Voros, J 2017, ‘Big History and anticipation: Using Big History as a framework for global foresight’, in R Poli (ed.) Handbook of anticipation: Theoretical and applied aspects of the use of future in decision making, Springer International, Cham. doi:10.1007/978-3-319-31737-3_95-1,
while the text in this post is from the section of that chapter entitled ‘Types of Alternative Futures’, pp. 10-13, and the “cone” diagram itself is: Fig. 4, p. 11.

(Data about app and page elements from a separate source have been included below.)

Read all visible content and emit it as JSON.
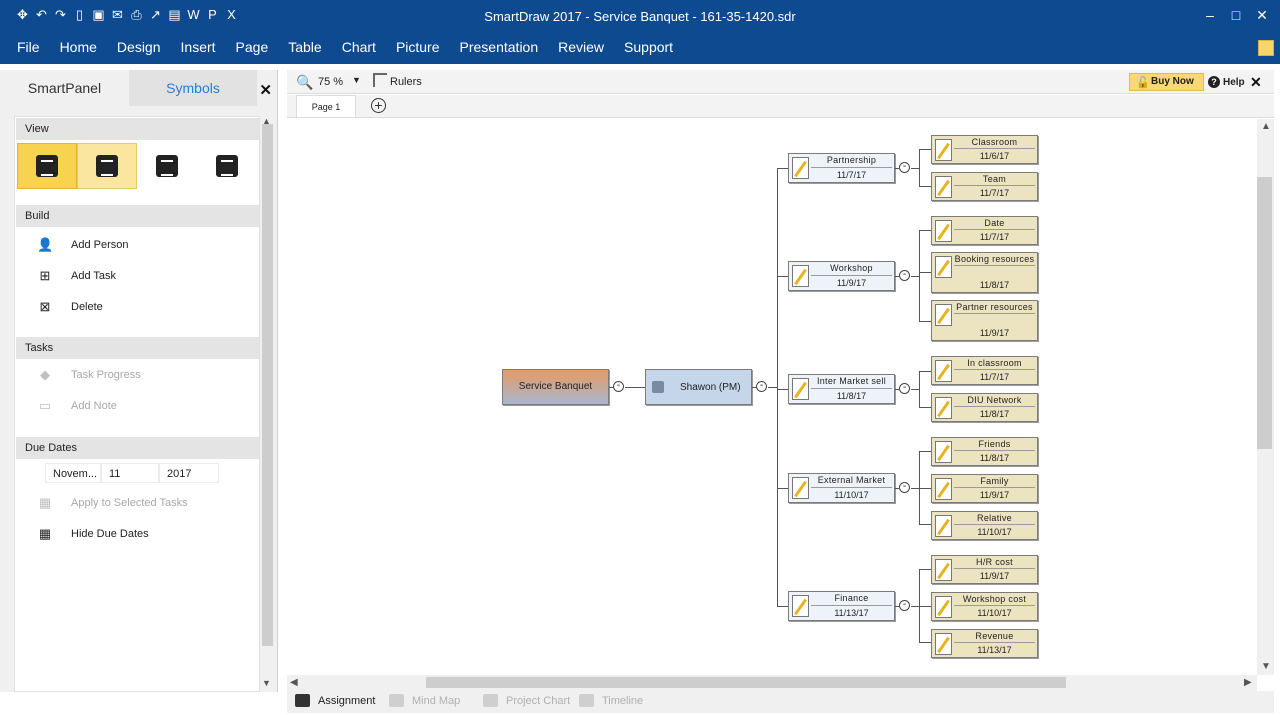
{
  "window": {
    "title": "SmartDraw 2017 - Service Banquet - 161-35-1420.sdr"
  },
  "menu": [
    "File",
    "Home",
    "Design",
    "Insert",
    "Page",
    "Table",
    "Chart",
    "Picture",
    "Presentation",
    "Review",
    "Support"
  ],
  "left_panel": {
    "tabs": [
      "SmartPanel",
      "Symbols"
    ],
    "view_label": "View",
    "build_label": "Build",
    "build_items": [
      "Add Person",
      "Add Task",
      "Delete"
    ],
    "tasks_label": "Tasks",
    "task_items": [
      "Task Progress",
      "Add Note"
    ],
    "due_dates_label": "Due Dates",
    "due_month": "Novem...",
    "due_day": "11",
    "due_year": "2017",
    "apply_label": "Apply to Selected Tasks",
    "hide_label": "Hide Due Dates"
  },
  "toolbar": {
    "zoom": "75 %",
    "rulers": "Rulers",
    "buy_now": "Buy Now",
    "help": "Help"
  },
  "page_tab": "Page 1",
  "bottom_tabs": [
    "Assignment",
    "Mind Map",
    "Project Chart",
    "Timeline"
  ],
  "diagram": {
    "root": "Service Banquet",
    "pm": "Shawon (PM)",
    "categories": [
      {
        "title": "Partnership",
        "date": "11/7/17",
        "tasks": [
          {
            "title": "Classroom",
            "date": "11/6/17"
          },
          {
            "title": "Team",
            "date": "11/7/17"
          }
        ]
      },
      {
        "title": "Workshop",
        "date": "11/9/17",
        "tasks": [
          {
            "title": "Date",
            "date": "11/7/17"
          },
          {
            "title": "Booking resources",
            "date": "11/8/17"
          },
          {
            "title": "Partner resources",
            "date": "11/9/17"
          }
        ]
      },
      {
        "title": "Inter Market sell",
        "date": "11/8/17",
        "tasks": [
          {
            "title": "In classroom",
            "date": "11/7/17"
          },
          {
            "title": "DIU Network",
            "date": "11/8/17"
          }
        ]
      },
      {
        "title": "External Market",
        "date": "11/10/17",
        "tasks": [
          {
            "title": "Friends",
            "date": "11/8/17"
          },
          {
            "title": "Family",
            "date": "11/9/17"
          },
          {
            "title": "Relative",
            "date": "11/10/17"
          }
        ]
      },
      {
        "title": "Finance",
        "date": "11/13/17",
        "tasks": [
          {
            "title": "H/R cost",
            "date": "11/9/17"
          },
          {
            "title": "Workshop cost",
            "date": "11/10/17"
          },
          {
            "title": "Revenue",
            "date": "11/13/17"
          }
        ]
      }
    ]
  }
}
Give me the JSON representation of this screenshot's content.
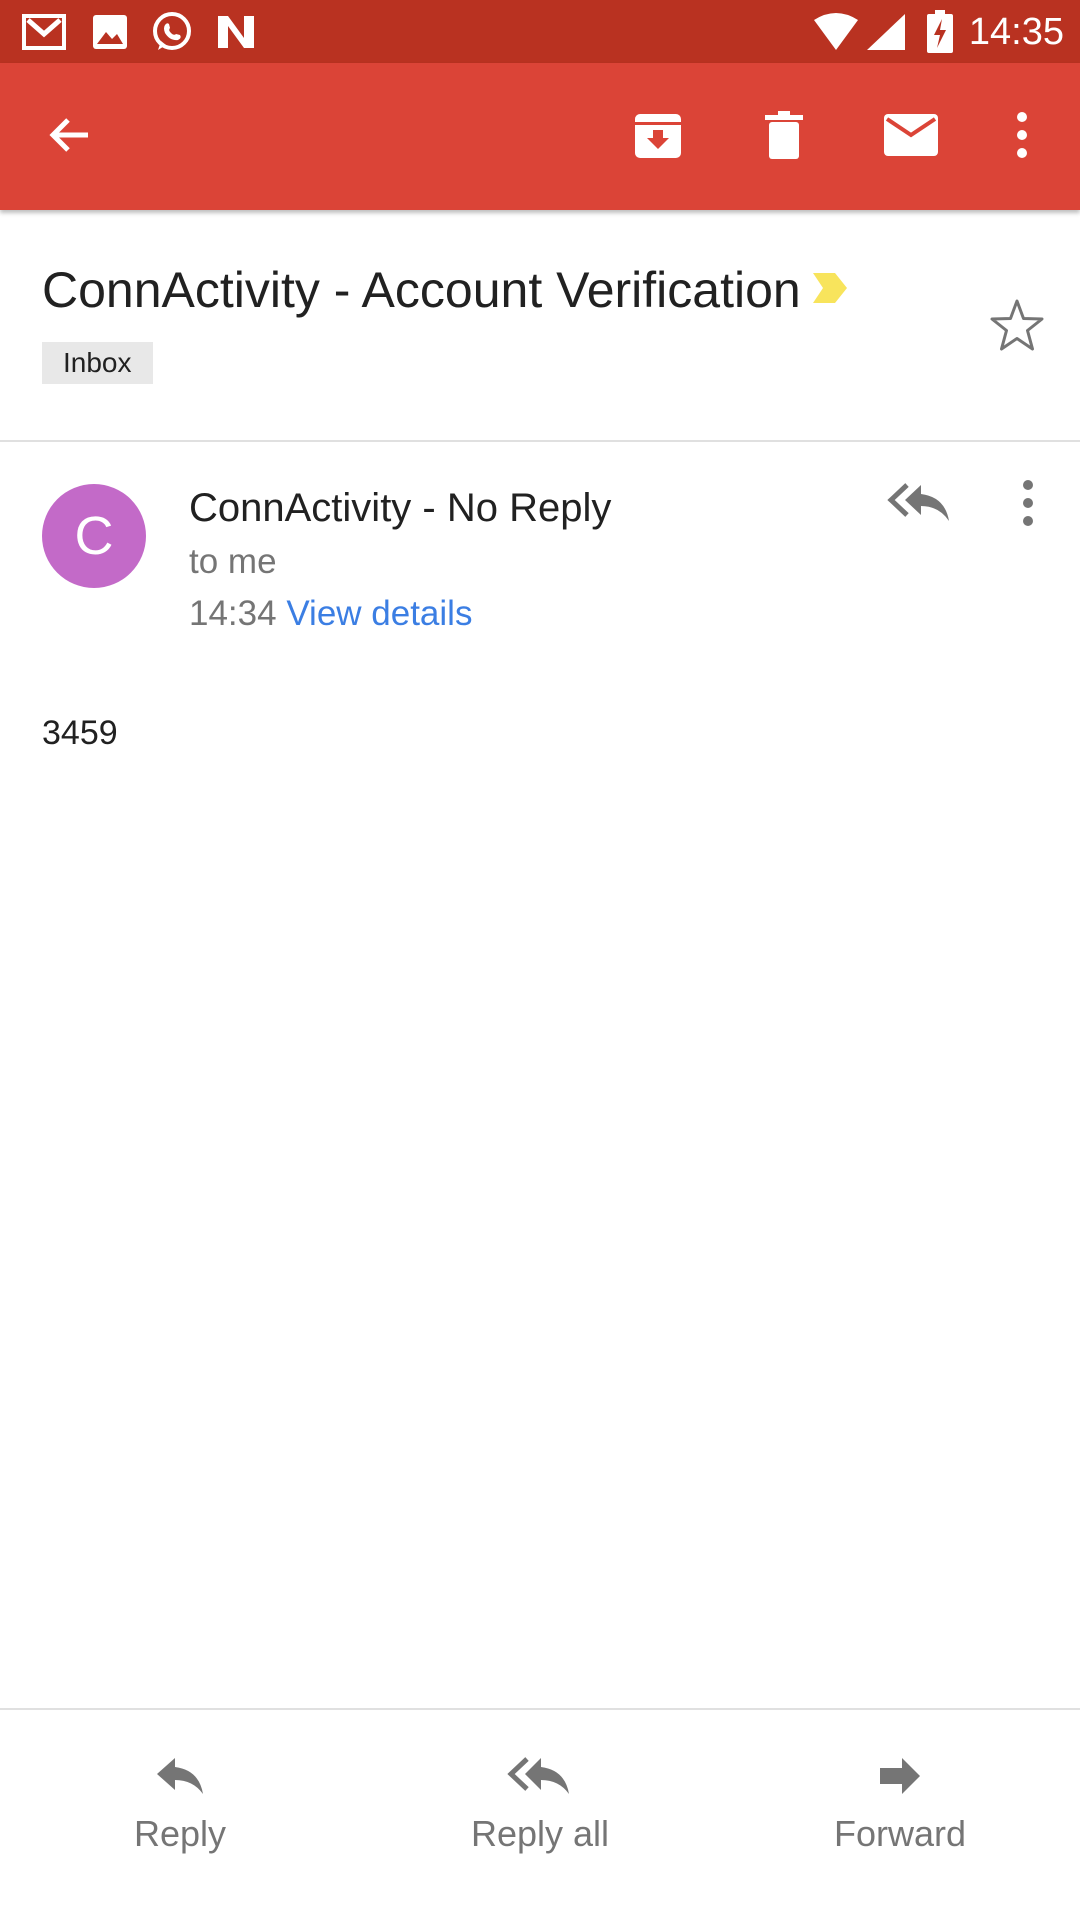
{
  "status_bar": {
    "time": "14:35",
    "notification_icons": [
      "gmail-icon",
      "gallery-icon",
      "whatsapp-icon",
      "n-app-icon"
    ],
    "system_icons": [
      "wifi-icon",
      "signal-icon",
      "battery-charging-icon"
    ],
    "color": "#b93221"
  },
  "app_bar": {
    "color": "#db4437",
    "actions": [
      "back-arrow-icon",
      "archive-icon",
      "delete-icon",
      "mark-unread-icon",
      "more-vert-icon"
    ]
  },
  "email": {
    "subject": "ConnActivity - Account Verification",
    "label": "Inbox",
    "sender_initial": "C",
    "sender": "ConnActivity - No Reply",
    "recipient": "to me",
    "time": "14:34",
    "details_link": "View details",
    "body": "3459",
    "avatar_color": "#c36ac8",
    "link_color": "#3b7ee3"
  },
  "bottom_actions": [
    {
      "label": "Reply",
      "icon": "reply-icon"
    },
    {
      "label": "Reply all",
      "icon": "reply-all-icon"
    },
    {
      "label": "Forward",
      "icon": "forward-icon"
    }
  ]
}
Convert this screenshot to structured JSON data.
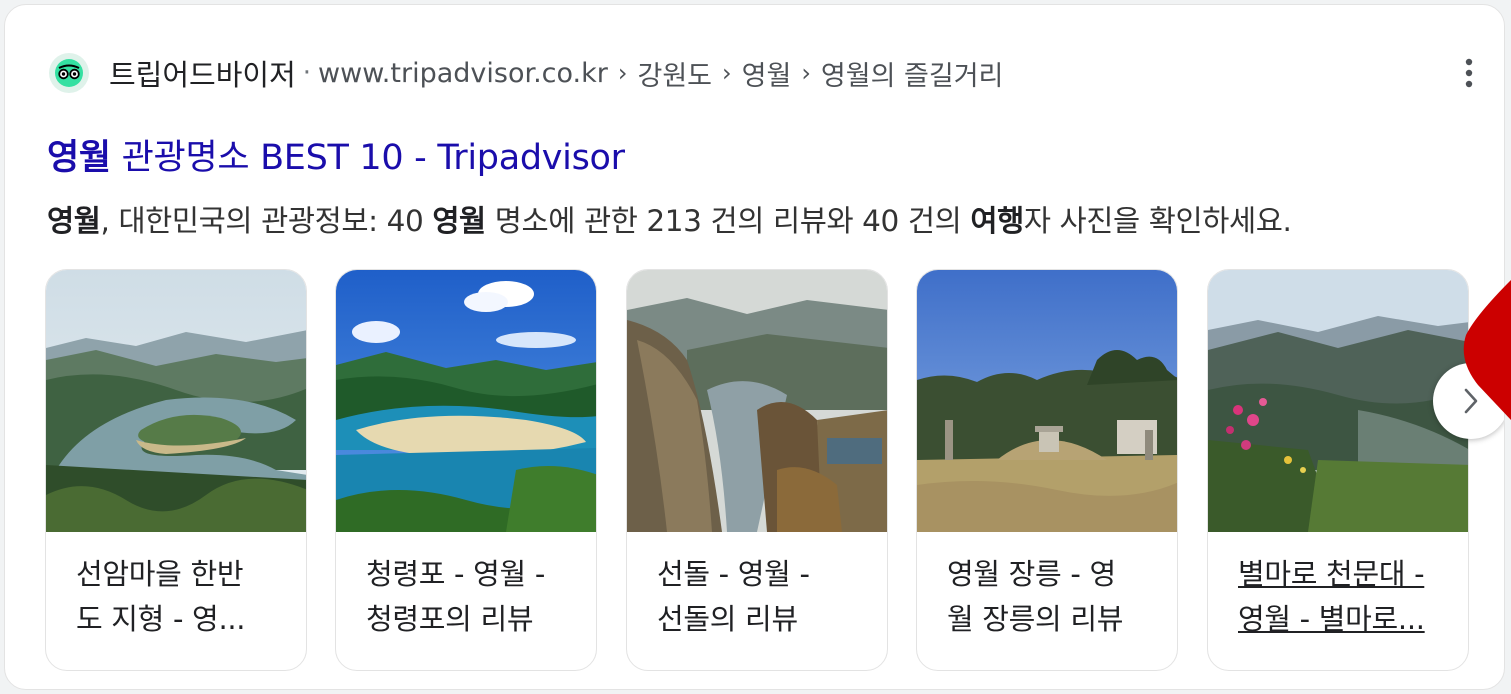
{
  "source": {
    "site_name": "트립어드바이저",
    "separator": "·",
    "url": "www.tripadvisor.co.kr",
    "breadcrumbs": [
      "강원도",
      "영월",
      "영월의 즐길거리"
    ],
    "favicon_icon": "tripadvisor-owl-icon",
    "more_icon": "more-vert-icon"
  },
  "result": {
    "title_bold": "영월",
    "title_rest": " 관광명소 BEST 10 - Tripadvisor",
    "snippet": {
      "p1_bold": "영월",
      "p2": ", 대한민국의 관광정보: 40 ",
      "p3_bold": "영월",
      "p4": " 명소에 관한 213 건의 리뷰와 40 건의 ",
      "p5_bold": "여행",
      "p6": "자 사진을 확인하세요."
    }
  },
  "cards": [
    {
      "line1": "선암마을 한반",
      "line2": "도 지형 - 영..."
    },
    {
      "line1": "청령포 - 영월 -",
      "line2": "청령포의 리뷰"
    },
    {
      "line1": "선돌 - 영월 -",
      "line2": "선돌의 리뷰"
    },
    {
      "line1": "영월 장릉 - 영",
      "line2": "월 장릉의 리뷰"
    },
    {
      "line1": "별마로 천문대 -",
      "line2": "영월 - 별마로..."
    }
  ],
  "next_icon": "chevron-right-icon",
  "colors": {
    "title_link": "#1a0dab",
    "favicon_bg": "#dff2ea",
    "accent_red": "#cc0000"
  }
}
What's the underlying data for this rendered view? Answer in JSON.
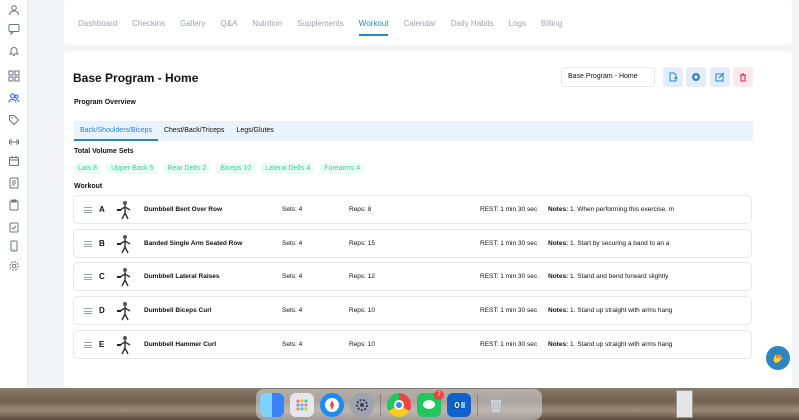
{
  "tabs": [
    "Dashboard",
    "Checkins",
    "Gallery",
    "Q&A",
    "Nutrition",
    "Supplements",
    "Workout",
    "Calendar",
    "Daily Habits",
    "Logs",
    "Billing"
  ],
  "active_tab": "Workout",
  "page_title": "Base Program - Home",
  "program_select": "Base Program - Home",
  "program_overview_label": "Program Overview",
  "subtabs": [
    "Back/Shoulders/Biceps",
    "Chest/Back/Triceps",
    "Legs/Glutes"
  ],
  "active_subtab": "Back/Shoulders/Biceps",
  "total_volume_label": "Total Volume Sets",
  "volume_chips": [
    "Lats 8",
    "Upper Back 5",
    "Rear Delts 2",
    "Biceps 10",
    "Lateral Delts 4",
    "Forearms 4"
  ],
  "workout_label": "Workout",
  "exercises": [
    {
      "letter": "A",
      "name": "Dumbbell Bent Over Row",
      "sets": "Sets: 4",
      "reps": "Reps: 8",
      "rest": "REST: 1 min 30 sec",
      "notes_label": "Notes:",
      "notes": "1. When performing this exercise, m"
    },
    {
      "letter": "B",
      "name": "Banded Single Arm Seated Row",
      "sets": "Sets: 4",
      "reps": "Reps: 15",
      "rest": "REST: 1 min 30 sec",
      "notes_label": "Notes:",
      "notes": "1. Start by securing a band to an a"
    },
    {
      "letter": "C",
      "name": "Dumbbell Lateral Raises",
      "sets": "Sets: 4",
      "reps": "Reps: 12",
      "rest": "REST: 1 min 30 sec",
      "notes_label": "Notes:",
      "notes": "1. Stand and bend forward slightly"
    },
    {
      "letter": "D",
      "name": "Dumbbell Biceps Curl",
      "sets": "Sets: 4",
      "reps": "Reps: 10",
      "rest": "REST: 1 min 30 sec",
      "notes_label": "Notes:",
      "notes": "1. Stand up straight with arms hang"
    },
    {
      "letter": "E",
      "name": "Dumbbell Hammer Curl",
      "sets": "Sets: 4",
      "reps": "Reps: 10",
      "rest": "REST: 1 min 30 sec",
      "notes_label": "Notes:",
      "notes": "1. Stand up straight with arms hang"
    }
  ],
  "dock": {
    "messages_badge": "7"
  },
  "colors": {
    "accent": "#2b86c5",
    "chip_text": "#34d399",
    "danger": "#e11d48"
  },
  "icons": {
    "sidebar": [
      "user-icon",
      "chat-icon",
      "bell-icon",
      "grid-icon",
      "users-icon",
      "tag-icon",
      "dumbbell-icon",
      "calendar-icon",
      "document-icon",
      "clipboard-icon",
      "check-clipboard-icon",
      "phone-icon",
      "gear-icon"
    ],
    "toolbar": [
      "export-icon",
      "add-icon",
      "edit-icon",
      "trash-icon"
    ],
    "dock": [
      "finder-icon",
      "launchpad-icon",
      "safari-icon",
      "settings-icon",
      "chrome-icon",
      "messages-icon",
      "outlook-icon",
      "trash-icon"
    ]
  }
}
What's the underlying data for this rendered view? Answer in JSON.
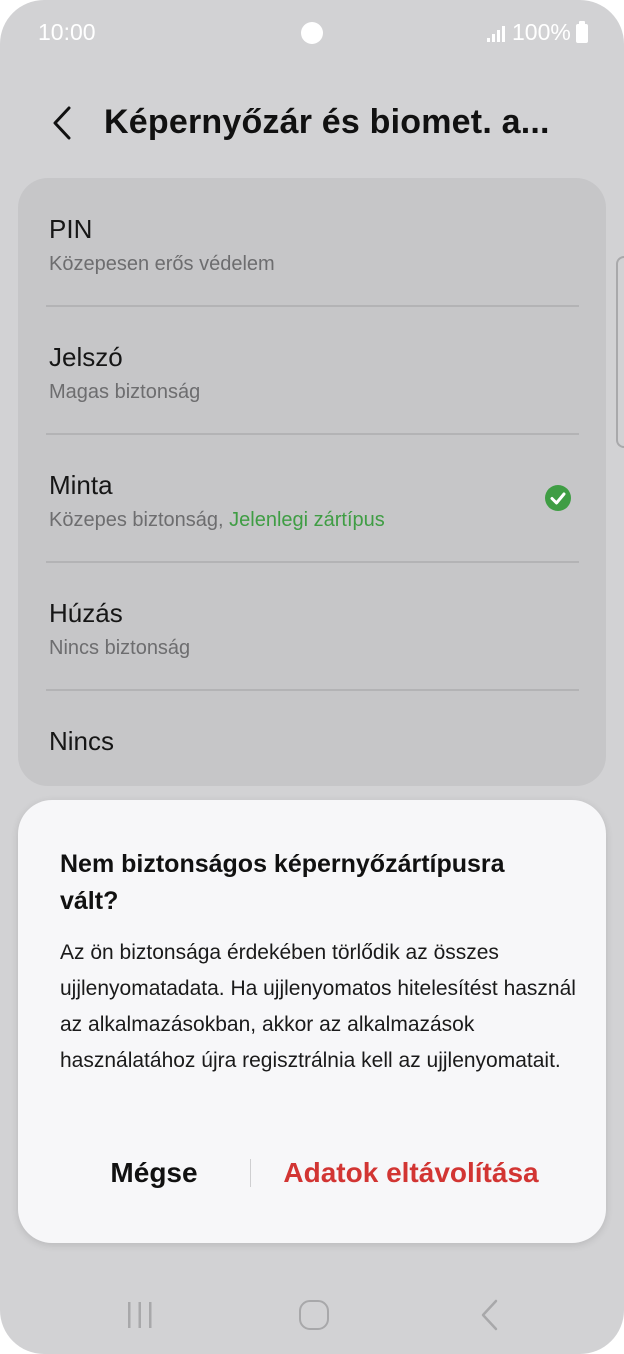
{
  "status_bar": {
    "time": "10:00",
    "battery": "100%",
    "icons": [
      "camera-dot",
      "signal-icon",
      "battery-icon"
    ]
  },
  "header": {
    "back_icon": "chevron-left-icon",
    "title": "Képernyőzár és biomet. a..."
  },
  "options": [
    {
      "title": "PIN",
      "subtitle": "Közepesen erős védelem"
    },
    {
      "title": "Jelszó",
      "subtitle": "Magas biztonság"
    },
    {
      "title": "Minta",
      "subtitle": "Közepes biztonság,",
      "current_label": "Jelenlegi zártípus",
      "selected_icon": "check-circle-icon"
    },
    {
      "title": "Húzás",
      "subtitle": "Nincs biztonság"
    },
    {
      "title": "Nincs"
    }
  ],
  "dialog": {
    "title": "Nem biztonságos képernyőzártípusra vált?",
    "body": "Az ön biztonsága érdekében törlődik az összes ujjlenyomatadata. Ha ujjlenyomatos hitelesítést használ az alkalmazásokban, akkor az alkalmazások használatához újra regisztrálnia kell az ujjlenyomatait.",
    "cancel_label": "Mégse",
    "confirm_label": "Adatok eltávolítása"
  },
  "nav_bar": {
    "icons": [
      "recents-icon",
      "home-icon",
      "back-icon"
    ]
  },
  "colors": {
    "accent_green": "#3f9d44",
    "destructive_red": "#d23533",
    "dim_background": "#d2d2d4"
  }
}
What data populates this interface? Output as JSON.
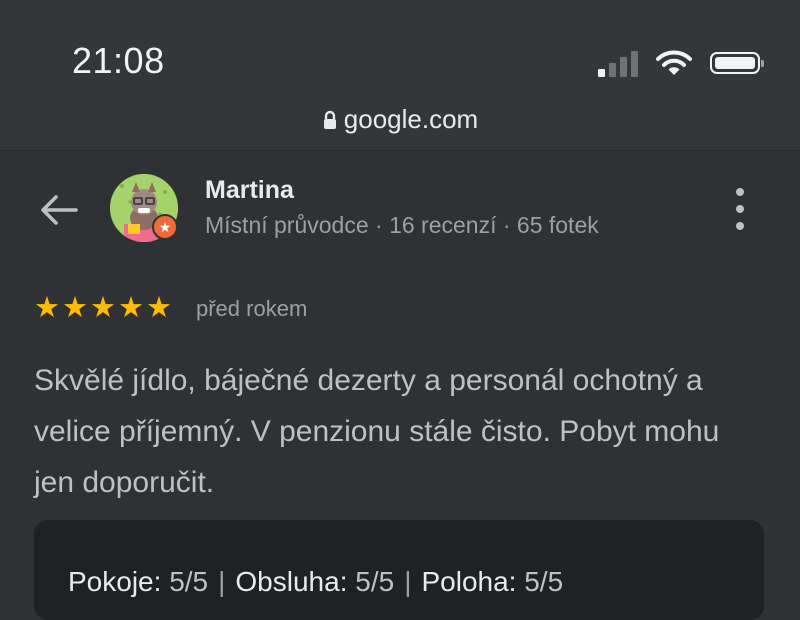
{
  "status_bar": {
    "time": "21:08",
    "url": "google.com"
  },
  "reviewer": {
    "name": "Martina",
    "meta": "Místní průvodce · 16 recenzí · 65 fotek"
  },
  "review": {
    "rating": 5,
    "max_rating": 5,
    "posted": "před rokem",
    "text": "Skvělé jídlo, báječné dezerty a personál ochotný a velice příjemný. V penzionu stále čisto. Pobyt mohu jen doporučit."
  },
  "ratings": [
    {
      "label": "Pokoje:",
      "value": "5/5"
    },
    {
      "label": "Obsluha:",
      "value": "5/5"
    },
    {
      "label": "Poloha:",
      "value": "5/5"
    }
  ],
  "colors": {
    "background": "#303134",
    "star": "#fbbc04",
    "card": "#202124",
    "badge": "#ef6c3a"
  },
  "icons": {
    "back": "arrow-left-icon",
    "more": "more-vertical-icon",
    "lock": "lock-icon",
    "wifi": "wifi-icon",
    "signal": "signal-icon",
    "battery": "battery-icon",
    "local_guide": "star-badge-icon"
  }
}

Last year a colleague at the International Big History Association (www.ibhanet.org) asked me how futurists work/think. This was for a book she was writing for high school students on Big History. The final chapters of these types of books tend to focus on the future, hence the request for some ideas from someone who does this for a living. I tapped out a quick, off-the-top-of-my-head answer and sent it off. In thinking about how long since I’ve posted here, I thought I’d better get back into gear, especially as there are some ideas to share coming soon… Here is the essence of what I wrote: Continue reading “How Futurists Work/Think”
Interestingly, ‘Threshold 9’ (i.e., the ‘next’ Threshold in the 8-so-far main Thresholds of Big History) has been on my research agenda for quite a few years now, so it is a great pleasure to be able to talk more widely about the broader long-term future (as well as Threshold 9) in an issue of BHI’s Threshold 9 😉
I hope you enjoy it. Once the videos from the conference are uploaded, I’ll be writing about and linking to some of them in later posts.
Until then, remember: “keep looking to the future”. (I wonder what that would be in Latin 😉
Big History Institute newsletter Threshold 9 Issue 6: Q&A with a Futurist.
In my futures work, I use a cone diagram (above,* and again below**) to show how our judgements about ideas about the future tend to fall into a number of categories: Continue reading “On examining Preposterous! futures”
On December 21, 2015, a group of graduating students in the Master of Strategic Foresight program that I teach into at Swinburne University presented my colleague Dr Peter Hayward and I with caricatures of our likenesses – Peter was dubbed Captain Foresight, and I was named The Voroscope.
The latter is, of course, a most utterly perfect name for a blog that might seek to examine the whole of the Universe as well as the future, hence the coming-into-being of this blog.
So, welcome to The Voroscope – “an instrument of science and the future,” for examining everything that may exist in the totality of space and time, everywhere and everywhen, from the Hot Big Bang to the Big Chilly Rip, and for examining all manner of potential futures, from the Projected to the Preposterous! – and beyond…